Substance abuse is a disorder that is characterized by a destructive pattern of using a substance. Chemical dependency and substance abuse leads to significant problems or distress involving tolerance to or withdrawal from the substance, as well as other problems that use of the substance can cause for the sufferer, either socially or in terms of their work or school performance.
Virtually any substance whose ingestion can result in a euphoric 'high' feeling can be abused, including but not limited to: alcohol, amphetamines, anabolic steroids, benzodiazepines (xanax, valium, etc.), marijuana, cocaine, ecstasy, hallucinogens, inhalants, opiates (heroin, narcotic painkillers, etc.), phencyclidine (PCP) and sedative, hypnotic or anti-anxiety drugs.
While the specific physical and psychological effects of drug abuse and addiction tend to vary based on the particular substance involved, the general effects of abuse or addiction to any drug can be devastating. Psychologically, intoxication with or withdrawal from a substance can cause everything from euphoria as with alcohol, ecstasy, or inhalant intoxication to paranoia with marijuana or steroid intoxication, to severe depression or suicidal thoughts with cocaine or amphetamine withdrawal.
Like the majority of other mental-health problems, drug abuse and addiction have no single cause. However, there are a number of biological, psychological, and social factors, called risk factors, that can increase a person's likelihood of developing a substance abuse disorder. The frequency to which substance-abuse disorders occur within some families seems to be higher than could be explained by an addictive environment of the family. Therefore, most substance-abuse professionals recognize a genetic aspect to the risk of drug addiction.
An unfortunate fact about the treatment of substance abuse, alcoholism and drug addiction is that it remains largely unutilized by most sufferers of this condition. That doesn't have to be the case. Help is available.

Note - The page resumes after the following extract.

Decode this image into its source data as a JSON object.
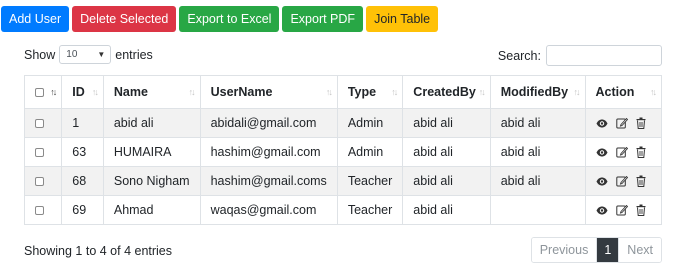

In order for the recovery process to be most successful, the proper groundwork must be laid. The best place for this to happen is in an environment that serves as a safe haven for women in recovery. A key element of recovering from addiction is being able to open up enough to explore and work through past issues that might have led to or intensified the use of drugs or alcohol. If a woman does not feel comfortable and safe in her environment, she is highly unlikely to share and explore feelings.
Sure Haven provides a safe, healthy, supportive and structured environment where women can embrace sobriety and recreate their lives. Our goal is to help women halt the process of addiction, improve life skills, and reclaim a sense of self-worth on the road to achieving long-term success and happiness in recovery.